- HIGH effort and LOW impact: Money Pit: nope, don’t go there
- LOW effort and LOW impact: Fill-ins: easy to do but might not be worth even that little effort
Here is another method that helps you to group your activities into four buckets. This time, it is not done with the help of a matrix, though. Instead, team members vote per item.
And yes, this is mostly for teams and mostly for prioritizing features and functionalities to be built in a project.
MoSCoW stands for
- Must Have: the project cannot do without them
- Should Have: must-haves in the long run
- Could Have: low-cost tweaking
- Won’t Have: Get back to them at better days – or never
How to Use
You start by listing all your features or functionalities and then let all team members vote on them. This is often – and most easily – done with the “dot-voting” technique. Then you simply cluster the features in the defined groups, and you are all set for your next project, program increment, or sprint – yep, this method is commonly used in agile software development.
Last not least, let’s take a look at RICE. Yes, another acronym.
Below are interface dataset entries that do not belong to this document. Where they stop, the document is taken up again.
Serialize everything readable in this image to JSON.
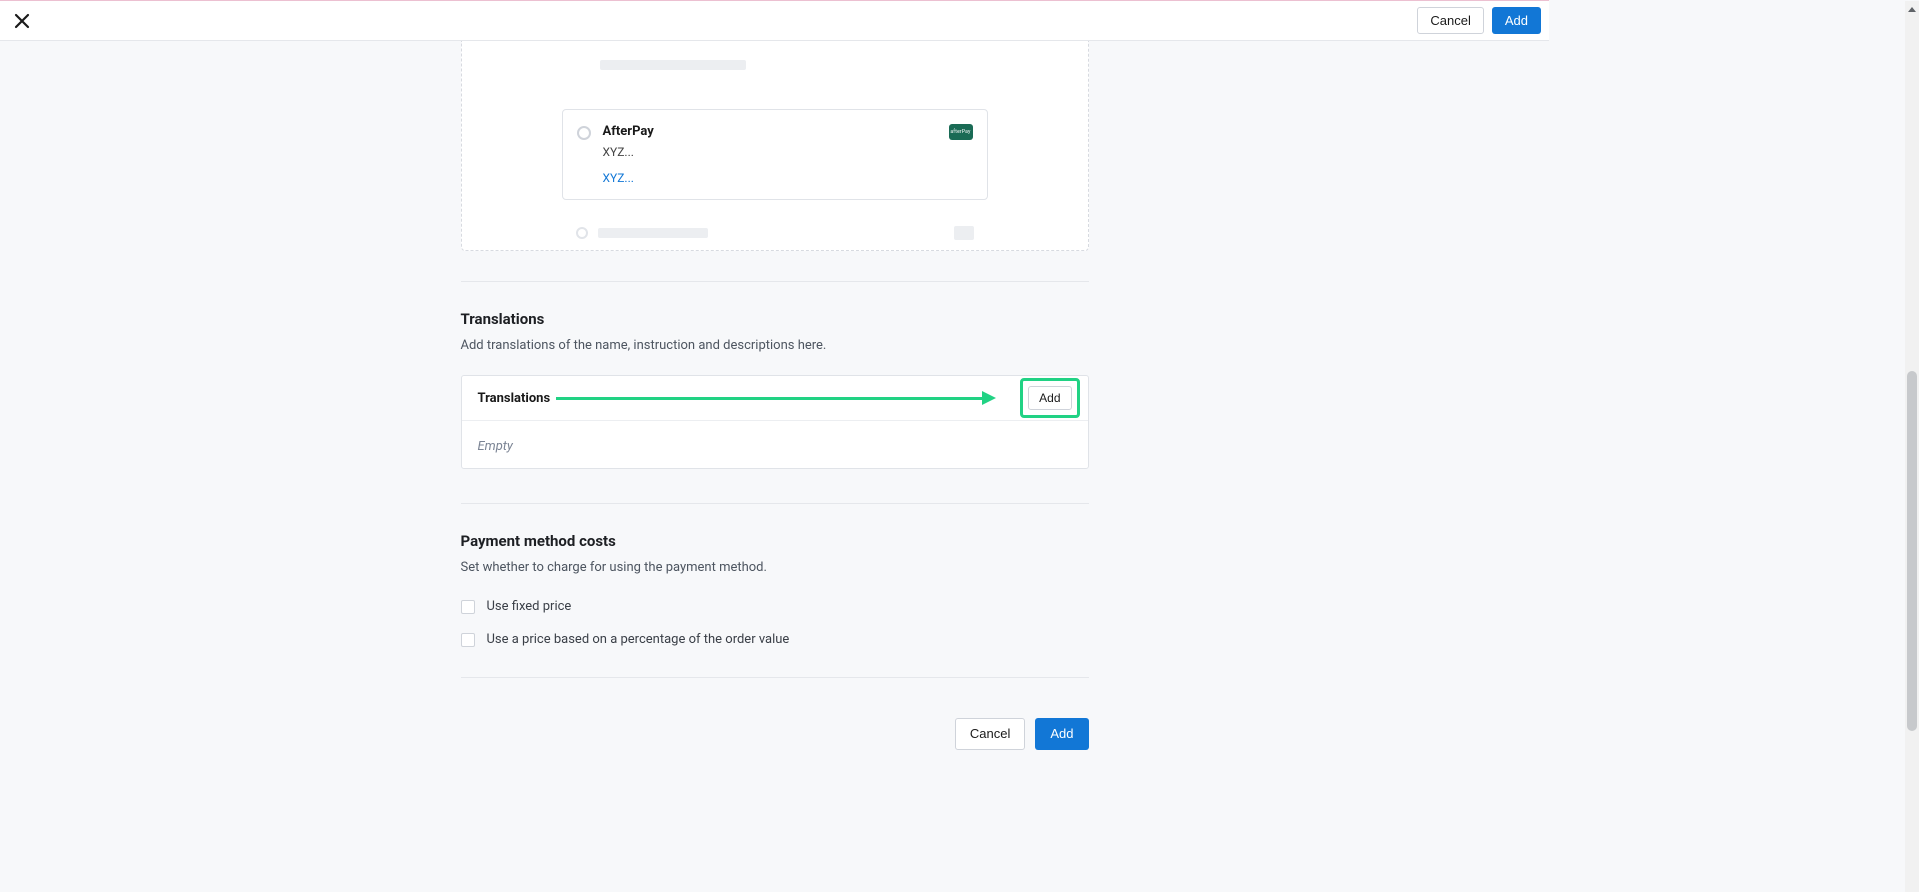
{
  "topbar": {
    "cancel_label": "Cancel",
    "add_label": "Add"
  },
  "preview": {
    "method_name": "AfterPay",
    "method_desc": "XYZ...",
    "method_link": "XYZ...",
    "badge_text": "afterPay"
  },
  "translations": {
    "section_title": "Translations",
    "section_desc": "Add translations of the name, instruction and descriptions here.",
    "card_title": "Translations",
    "add_label": "Add",
    "empty_text": "Empty"
  },
  "costs": {
    "section_title": "Payment method costs",
    "section_desc": "Set whether to charge for using the payment method.",
    "fixed_label": "Use fixed price",
    "percent_label": "Use a price based on a percentage of the order value"
  },
  "bottom": {
    "cancel_label": "Cancel",
    "add_label": "Add"
  }
}
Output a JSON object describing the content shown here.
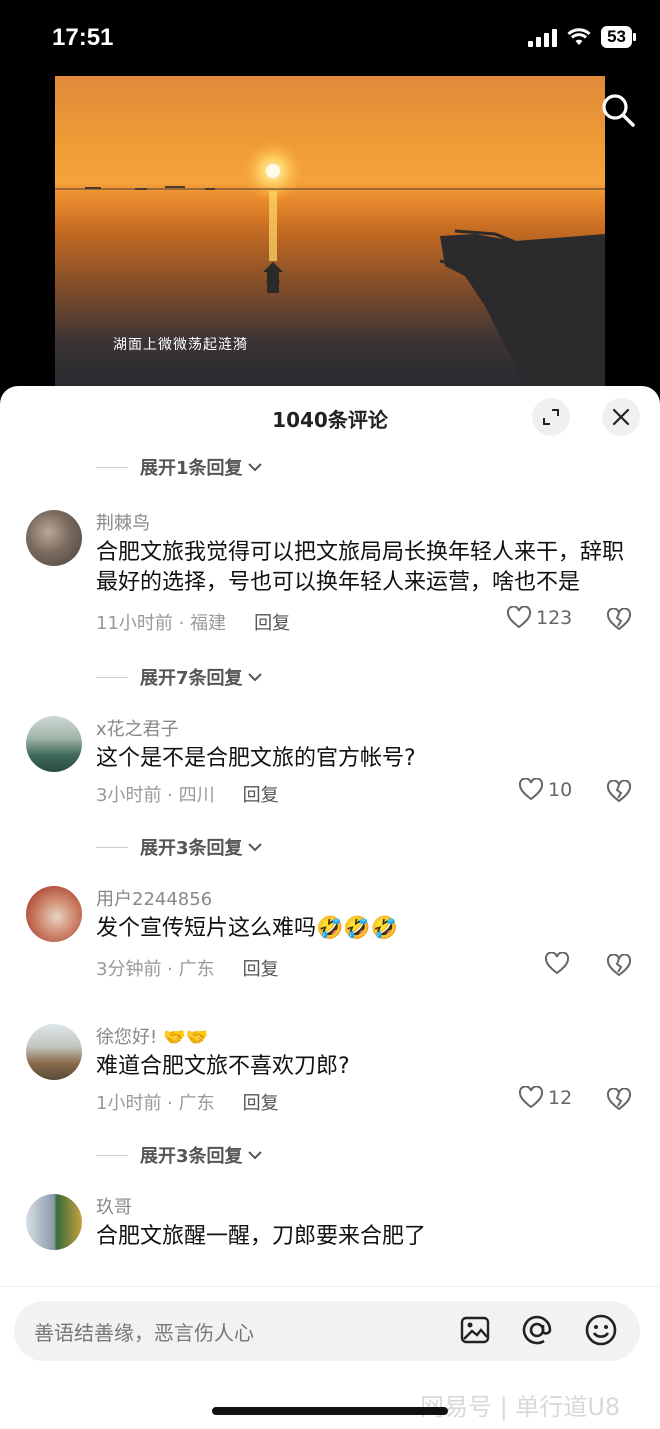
{
  "status": {
    "time": "17:51",
    "battery": "53"
  },
  "video": {
    "caption": "湖面上微微荡起涟漪"
  },
  "sheet": {
    "title": "1040条评论"
  },
  "comments": [
    {
      "expand_before": "展开1条回复",
      "user": "荆棘鸟",
      "text": "合肥文旅我觉得可以把文旅局局长换年轻人来干，辞职最好的选择，号也可以换年轻人来运营，啥也不是",
      "time_loc": "11小时前 · 福建",
      "reply": "回复",
      "likes": "123"
    },
    {
      "expand_before": "展开7条回复",
      "user": "x花之君子",
      "text": "这个是不是合肥文旅的官方帐号?",
      "time_loc": "3小时前 · 四川",
      "reply": "回复",
      "likes": "10"
    },
    {
      "expand_before": "展开3条回复",
      "user": "用户2244856",
      "text": "发个宣传短片这么难吗🤣🤣🤣",
      "time_loc": "3分钟前 · 广东",
      "reply": "回复",
      "likes": ""
    },
    {
      "expand_before": "",
      "user": "徐您好!",
      "user_emoji": "🤝🤝",
      "text": "难道合肥文旅不喜欢刀郎?",
      "time_loc": "1小时前 · 广东",
      "reply": "回复",
      "likes": "12"
    },
    {
      "expand_before": "展开3条回复",
      "user": "玖哥",
      "text": "合肥文旅醒一醒，刀郎要来合肥了",
      "time_loc": "",
      "reply": "",
      "likes": ""
    }
  ],
  "input": {
    "placeholder": "善语结善缘，恶言伤人心"
  },
  "watermark": "网易号 | 单行道U8"
}
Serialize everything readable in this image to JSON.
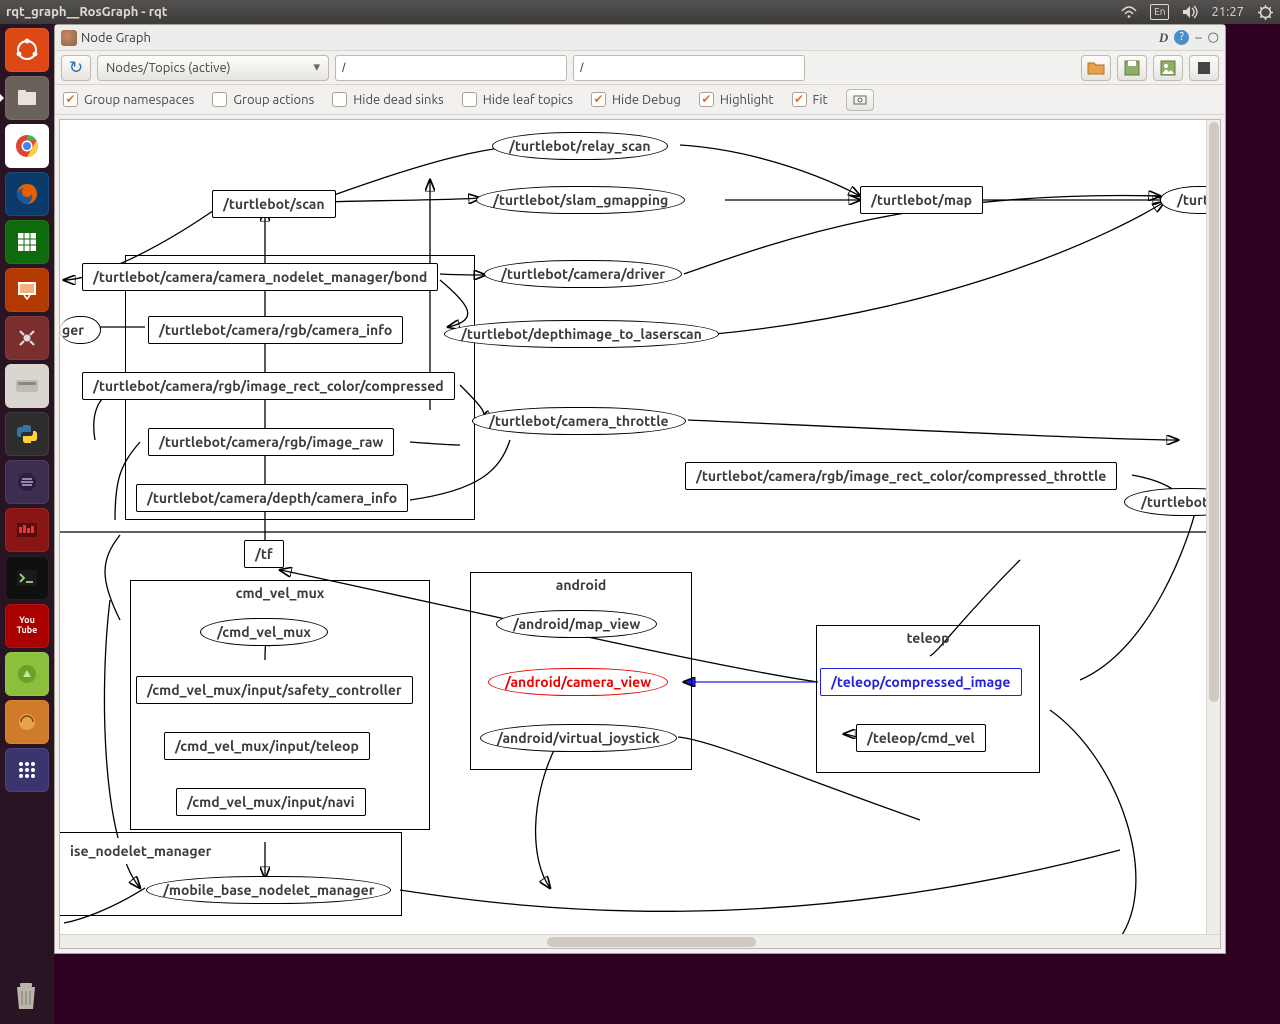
{
  "panel": {
    "title": "rqt_graph__RosGraph - rqt",
    "tray": {
      "lang": "En",
      "time": "21:27"
    }
  },
  "window": {
    "title": "Node Graph",
    "ctrl": {
      "d": "D",
      "help": "?",
      "min": "–",
      "close": "○"
    }
  },
  "toolbar": {
    "refresh_icon": "↻",
    "mode_select": "Nodes/Topics (active)",
    "filter1": "/",
    "filter2": "/",
    "icons": {
      "open": "open-icon",
      "save": "save-icon",
      "image": "image-icon",
      "settings": "settings-icon"
    }
  },
  "options": {
    "group_namespaces": {
      "label": "Group namespaces",
      "checked": true
    },
    "group_actions": {
      "label": "Group actions",
      "checked": false
    },
    "hide_dead_sinks": {
      "label": "Hide dead sinks",
      "checked": false
    },
    "hide_leaf_topics": {
      "label": "Hide leaf topics",
      "checked": false
    },
    "hide_debug": {
      "label": "Hide Debug",
      "checked": true
    },
    "highlight": {
      "label": "Highlight",
      "checked": true
    },
    "fit": {
      "label": "Fit",
      "checked": true
    }
  },
  "graph": {
    "nodes": {
      "relay_scan": "/turtlebot/relay_scan",
      "scan": "/turtlebot/scan",
      "slam_gmapping": "/turtlebot/slam_gmapping",
      "map": "/turtlebot/map",
      "turtl_cut": "/turtl",
      "bond": "/turtlebot/camera/camera_nodelet_manager/bond",
      "driver": "/turtlebot/camera/driver",
      "ger": "ger",
      "rgb_info": "/turtlebot/camera/rgb/camera_info",
      "depth2laser": "/turtlebot/depthimage_to_laserscan",
      "rect_compressed": "/turtlebot/camera/rgb/image_rect_color/compressed",
      "camera_throttle": "/turtlebot/camera_throttle",
      "image_raw": "/turtlebot/camera/rgb/image_raw",
      "depth_info": "/turtlebot/camera/depth/camera_info",
      "compressed_throttle": "/turtlebot/camera/rgb/image_rect_color/compressed_throttle",
      "turtlebot_r": "/turtlebot/r",
      "tf": "/tf",
      "cmd_vel_mux_group": "cmd_vel_mux",
      "cmd_vel_mux_node": "/cmd_vel_mux",
      "cmv_safety": "/cmd_vel_mux/input/safety_controller",
      "cmv_teleop": "/cmd_vel_mux/input/teleop",
      "cmv_navi": "/cmd_vel_mux/input/navi",
      "ise_mgr": "ise_nodelet_manager",
      "mobile_base": "/mobile_base_nodelet_manager",
      "android_group": "android",
      "android_map": "/android/map_view",
      "android_cam": "/android/camera_view",
      "android_joy": "/android/virtual_joystick",
      "teleop_group": "teleop",
      "teleop_img": "/teleop/compressed_image",
      "teleop_cmd": "/teleop/cmd_vel"
    }
  }
}
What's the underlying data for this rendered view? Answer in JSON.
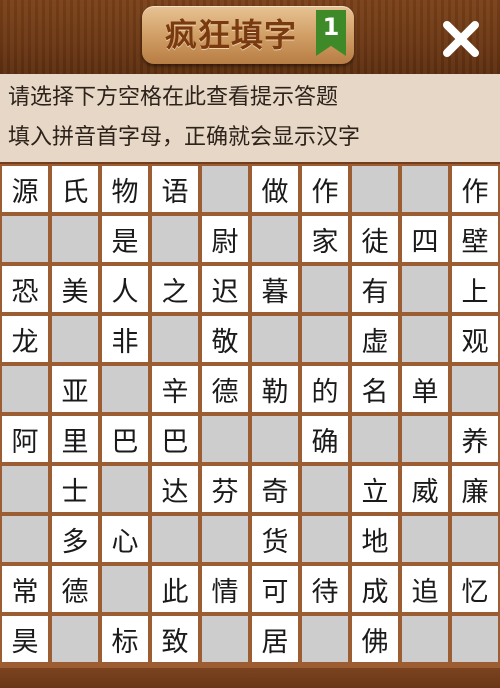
{
  "header": {
    "title": "疯狂填字",
    "level": "1"
  },
  "hint": {
    "line1": "请选择下方空格在此查看提示答题",
    "line2": "填入拼音首字母，正确就会显示汉字"
  },
  "colors": {
    "wood_dark": "#6b3714",
    "title_badge": "#cf9c63",
    "title_text": "#7a3a10",
    "level_flag": "#3f8a28",
    "hint_bg": "#e6d7c6",
    "grid_border": "#9c5d33",
    "cell_white": "#ffffff",
    "cell_gray": "#cdcdcd"
  },
  "grid": [
    [
      "源",
      "氏",
      "物",
      "语",
      null,
      "做",
      "作",
      null,
      null,
      "作"
    ],
    [
      null,
      null,
      "是",
      null,
      "尉",
      null,
      "家",
      "徒",
      "四",
      "壁"
    ],
    [
      "恐",
      "美",
      "人",
      "之",
      "迟",
      "暮",
      null,
      "有",
      null,
      "上"
    ],
    [
      "龙",
      null,
      "非",
      null,
      "敬",
      null,
      null,
      "虚",
      null,
      "观"
    ],
    [
      null,
      "亚",
      null,
      "辛",
      "德",
      "勒",
      "的",
      "名",
      "单",
      null
    ],
    [
      "阿",
      "里",
      "巴",
      "巴",
      null,
      null,
      "确",
      null,
      null,
      "养"
    ],
    [
      null,
      "士",
      null,
      "达",
      "芬",
      "奇",
      null,
      "立",
      "威",
      "廉"
    ],
    [
      null,
      "多",
      "心",
      null,
      null,
      "货",
      null,
      "地",
      null,
      null
    ],
    [
      "常",
      "德",
      null,
      "此",
      "情",
      "可",
      "待",
      "成",
      "追",
      "忆"
    ],
    [
      "昊",
      null,
      "标",
      "致",
      null,
      "居",
      null,
      "佛",
      null,
      null
    ]
  ]
}
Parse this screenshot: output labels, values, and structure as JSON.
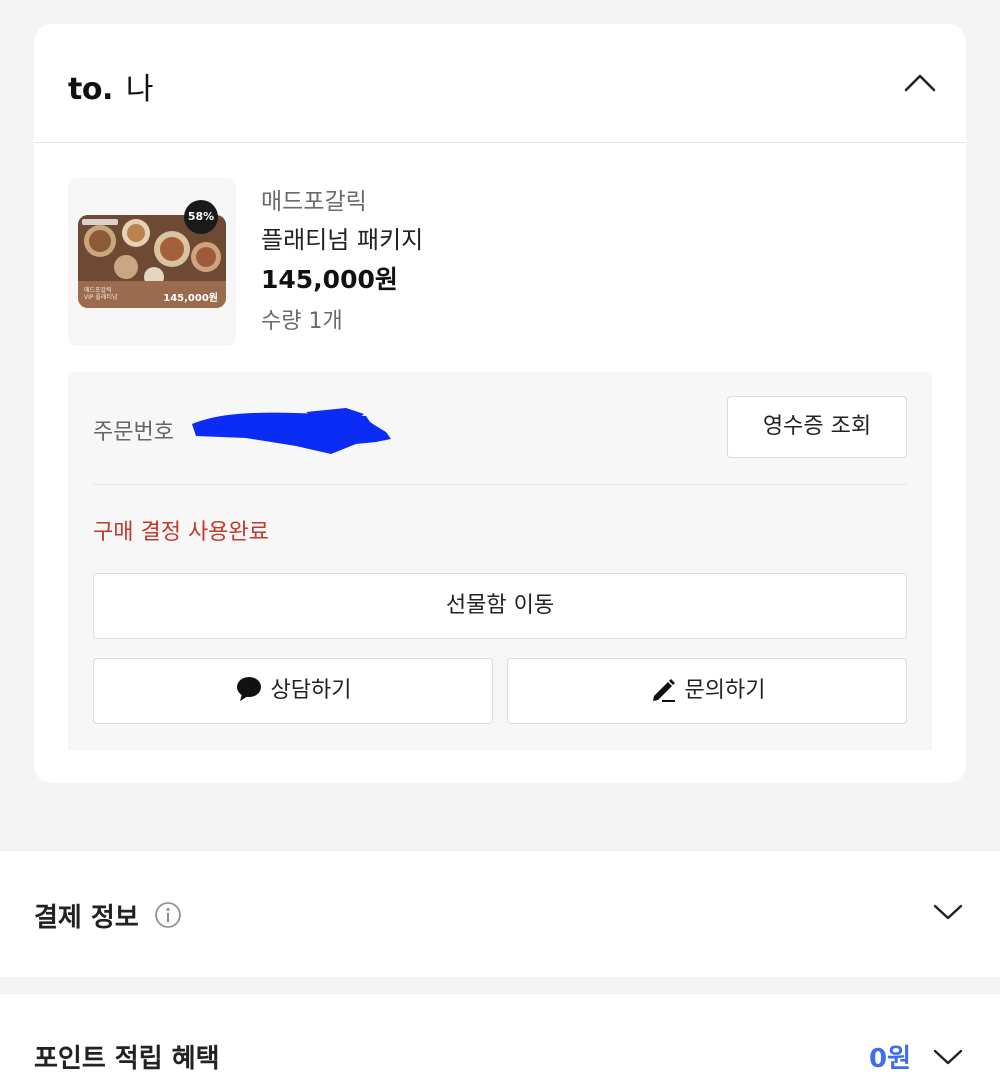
{
  "recipient": {
    "prefix": "to.",
    "name": "나"
  },
  "product": {
    "brand": "매드포갈릭",
    "name": "플래티넘 패키지",
    "price": "145,000원",
    "quantity": "수량 1개",
    "thumbnail": {
      "badge_percent": "58%",
      "brand_line1": "매드포갈릭",
      "brand_line2": "VIP 플래티넘",
      "price": "145,000원"
    }
  },
  "order": {
    "number_label": "주문번호",
    "receipt_button": "영수증 조회",
    "status": "구매 결정 사용완료",
    "giftbox_button": "선물함 이동",
    "chat_button": "상담하기",
    "inquiry_button": "문의하기"
  },
  "sections": {
    "payment_title": "결제 정보",
    "points_title": "포인트 적립 혜택",
    "points_value": "0원"
  },
  "colors": {
    "status": "#c0392b",
    "points": "#3d6ef0",
    "redaction": "#0a2cf5"
  },
  "icons": [
    "chevron-up-icon",
    "speech-bubble-icon",
    "pencil-icon",
    "info-icon",
    "chevron-down-icon"
  ]
}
This one stands for
- Reach: # of people affected
- Impact: value added
- 3 – massive
- 2 – high
- 1 – medium
- 0.5 – low
- 0.25 – minimal
- Confidence: in your plan and abilities
- 100% – high
- 80% – medium
- 50% – low
- < 50% – veeeery long shot
- Effort: work, time, and money needed
How to Use
You rate each item on your list according to these four criteria to get your priorities. Then, multiply the values for Reach, Impact, and Confidence and divide the product by the value for Effort.
It sounds complicated because it is – initially.
If you have been working with agile methodologies, you might be familiar with the “Weighted Shortest Job First (WSJF)” method, which is very similar to RICE.
Usually, the first question is, “how should I know all these values per criterion for each item on my list?”
In an ideal world, you get those from analytics, usage metrics, client surveys, or similar sources. I don’t know about you, but I usually don’t operate in an ideal world. The good news is that RICE and WSJF work perfectly well without precise data. You can work with the relatively rough scales above for choosing a value.
A Quick Example
- Reach: 200,000 users per month with a conversion rate of 20% -> 40,000
- Impact: 1-medium (see the scale above)
- Confidence: 80%-medium (see the scale above)
- Effort: 12 person-months
Result: (40000 x 1 x 80%) / 12 = 2,667
Do this for each item, sort them by their score and start with the highest-ranked one.
Top 6 Prioritization Methods - Infographic
Having said all that, how do these methods compare? Take a look at the infographic below. I rated each method for:
- Suitability for small(ish) tasks
- Suitability for large(er) activities
- Usable for individuals
- Usable for teams
- a detailed list
- prioritized groups only
Ease of Use
- the required effort to understand and apply the method
I gave a score from 1 (worst) to 10 (best) for each of these criteria. In the end, I calculated the average for an Overall Score.
Disclosure: Some of the links in this article may be affiliate links, which can provide compensation to me at no cost to you. These are products I have used and stand behind.